== What you will do ==
Your copy of the lines below must match them exactly and contain no images.

(Dataset rows for apps and sites)
------------------------------------------------

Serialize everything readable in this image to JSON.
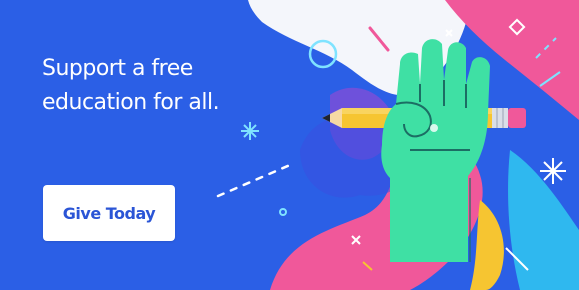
{
  "banner": {
    "headline_line1": "Support a free",
    "headline_line2": "education for all.",
    "cta_label": "Give Today"
  },
  "icons": [
    "pencil-icon",
    "raised-fist-icon",
    "sparkle-icon",
    "circle-icon",
    "diamond-icon",
    "x-mark-icon"
  ],
  "colors": {
    "background": "#2b5fe6",
    "accent_pink": "#f0589a",
    "accent_green": "#3fe0a4",
    "accent_light_blue": "#2fb8ef",
    "accent_yellow": "#f6c531",
    "button_text": "#2b55d6",
    "text_white": "#ffffff"
  }
}
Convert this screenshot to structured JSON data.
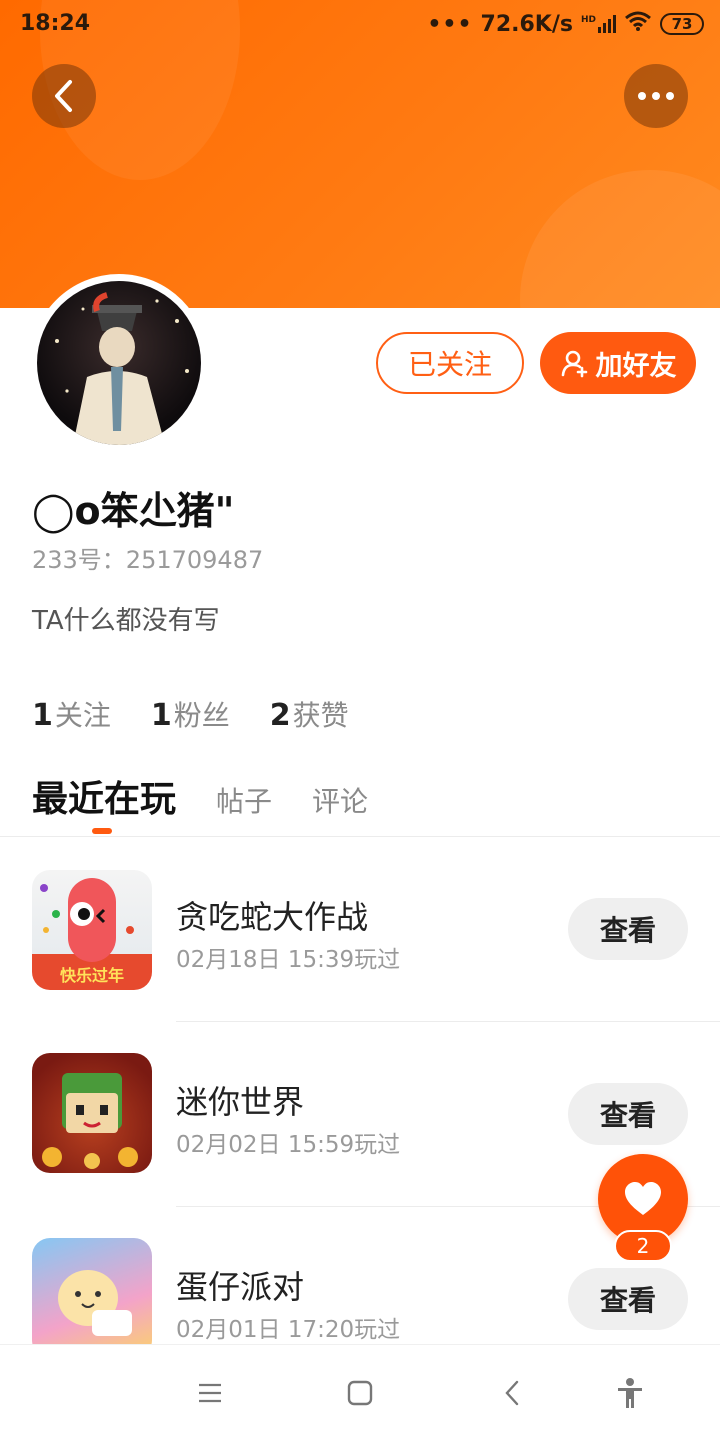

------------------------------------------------

== Solution to this task ==
Serialize everything readable in this image to JSON.
{
  "banner": {
    "headline_line1": "Support a free",
    "headline_line2": "education for all.",
    "cta_label": "Give Today"
  },
  "icons": [
    "pencil-icon",
    "raised-fist-icon",
    "sparkle-icon",
    "circle-icon",
    "diamond-icon",
    "x-mark-icon"
  ],
  "colors": {
    "background": "#2b5fe6",
    "accent_pink": "#f0589a",
    "accent_green": "#3fe0a4",
    "accent_light_blue": "#2fb8ef",
    "accent_yellow": "#f6c531",
    "button_text": "#2b55d6",
    "text_white": "#ffffff"
  }
}
Convert this screenshot to structured JSON data.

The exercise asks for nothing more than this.